Check out our guide to water for hiking: how much you need to carry.

Nathan 1.6L Insulated Hydration Bladder

The Nathan 1.6L Insulated Hydration Bladder has a high flow bite valve (Image credit: Nathan)

2. Flow

If you’re panting at the top of a gruelling hill hike or singletrack climb, you want a bite valve with high flow that doesn’t take a lot sucking to get water into your mouth. 

3. Mouth

A bladder with a wide mouth (or slider system) is much easier and quicker to fill when you’re on the move. This can be particularly important in cold conditions (and you don’t want to be fiddling around with water) and/or you’re racing. They are also easier to clean.

Best hydration bladders: Platypus Big Zip EVO

The wide mouth of the Platypus Big Zip EVO (Image credit: Platypus)

4. Hang hook

You don’t need to be Newton to know that, in order to work properly, a bladder needs to be kept relatively upright, with the hose at the bottom – they are powered by gravity as much as by sucking power. The best hydration bladders will have a hang hook at the top, and the best hiking backpacks and race vests will have a hoop for you to hang them from.

5. Taste

If you’re sensitive to taste, opt for a reservoir that is taste free. Some reservoirs come with directions of how to get rid of reservoir taste, but you might want to invest in one with guaranteed no taste from the get go.

6. Lock

Although bite valves shouldn’t release water unless you have them clenched in your teeth those without a locking system can seep somewhat. 

7. Care

It’s important to empty and dry your reservoir when it’s not in use. Some have handy hang loops that make drying easier. To dry out your reservoir, blow air into the mouthpiece to empty the tube of water, then hang the bladder upside down with the tube inside to prop the reservoir open. 

Always keep a box or bag of hydration reservoir cleaning tablets on hand. Use one a month or as needed to keep your reservoir fresh testing. (See also: how to clean a hydration bladder and how to choose a water purifier.)

8. Top tip

Regularly freezing your hydration reservoir will kill most germs and bacteria that can build up inside the bladder and hose. 

Vermont-based writer, photographer and adventurer, Berne reports on hiking, biking, skiing, overlanding, travel, climbing and kayaking for category-leading publications in the U.S., Europe and beyond. In the field, she’s been asked to deliver a herd of llamas to a Bolivian mountaintop corral, had first fat-biking descents in Alaska, helped establish East Greenland’s first sport climbing and biked the length of Jordan.

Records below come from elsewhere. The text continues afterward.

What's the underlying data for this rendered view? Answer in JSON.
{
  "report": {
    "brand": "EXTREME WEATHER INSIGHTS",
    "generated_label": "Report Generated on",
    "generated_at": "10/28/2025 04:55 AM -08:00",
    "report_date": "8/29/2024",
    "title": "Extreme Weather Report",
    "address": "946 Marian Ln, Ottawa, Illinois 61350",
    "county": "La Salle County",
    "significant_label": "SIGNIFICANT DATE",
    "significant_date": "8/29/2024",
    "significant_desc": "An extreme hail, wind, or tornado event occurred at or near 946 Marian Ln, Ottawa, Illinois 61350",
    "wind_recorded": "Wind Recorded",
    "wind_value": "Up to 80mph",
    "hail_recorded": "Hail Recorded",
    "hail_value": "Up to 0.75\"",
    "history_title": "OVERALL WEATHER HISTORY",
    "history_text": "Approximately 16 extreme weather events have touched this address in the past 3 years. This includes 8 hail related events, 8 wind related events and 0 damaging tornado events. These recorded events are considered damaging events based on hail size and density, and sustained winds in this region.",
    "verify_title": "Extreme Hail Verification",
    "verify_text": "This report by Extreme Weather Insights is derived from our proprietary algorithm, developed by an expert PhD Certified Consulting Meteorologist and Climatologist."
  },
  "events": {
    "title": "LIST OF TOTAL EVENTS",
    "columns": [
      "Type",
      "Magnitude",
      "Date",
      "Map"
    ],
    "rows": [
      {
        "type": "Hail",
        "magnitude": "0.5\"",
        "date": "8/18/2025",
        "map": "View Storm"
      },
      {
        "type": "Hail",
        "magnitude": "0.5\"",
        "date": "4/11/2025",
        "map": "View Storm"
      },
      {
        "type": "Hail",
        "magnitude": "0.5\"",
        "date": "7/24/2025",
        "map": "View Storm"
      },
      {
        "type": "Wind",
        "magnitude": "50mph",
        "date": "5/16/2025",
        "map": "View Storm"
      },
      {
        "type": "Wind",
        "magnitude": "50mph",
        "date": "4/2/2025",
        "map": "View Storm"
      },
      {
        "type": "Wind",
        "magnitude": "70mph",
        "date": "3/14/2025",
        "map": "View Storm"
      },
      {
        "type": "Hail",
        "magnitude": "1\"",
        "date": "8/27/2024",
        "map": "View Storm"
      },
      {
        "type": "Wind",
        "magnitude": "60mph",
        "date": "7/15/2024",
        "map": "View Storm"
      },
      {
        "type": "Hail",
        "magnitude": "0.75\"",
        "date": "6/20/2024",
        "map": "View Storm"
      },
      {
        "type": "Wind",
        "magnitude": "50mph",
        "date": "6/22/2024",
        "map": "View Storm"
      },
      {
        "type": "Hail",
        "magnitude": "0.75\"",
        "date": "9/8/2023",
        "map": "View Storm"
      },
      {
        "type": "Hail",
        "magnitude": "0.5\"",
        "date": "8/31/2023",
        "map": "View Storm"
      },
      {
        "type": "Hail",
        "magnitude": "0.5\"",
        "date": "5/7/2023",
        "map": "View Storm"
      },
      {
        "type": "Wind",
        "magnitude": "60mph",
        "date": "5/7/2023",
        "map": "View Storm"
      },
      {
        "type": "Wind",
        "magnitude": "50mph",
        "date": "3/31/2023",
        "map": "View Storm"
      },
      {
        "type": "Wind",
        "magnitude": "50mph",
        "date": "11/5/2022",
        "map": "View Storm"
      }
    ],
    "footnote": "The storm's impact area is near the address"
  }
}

She’s worked to help brands clean up their materials and manufacturing, and has had guns pulled on her in at least three continents.

With contributions from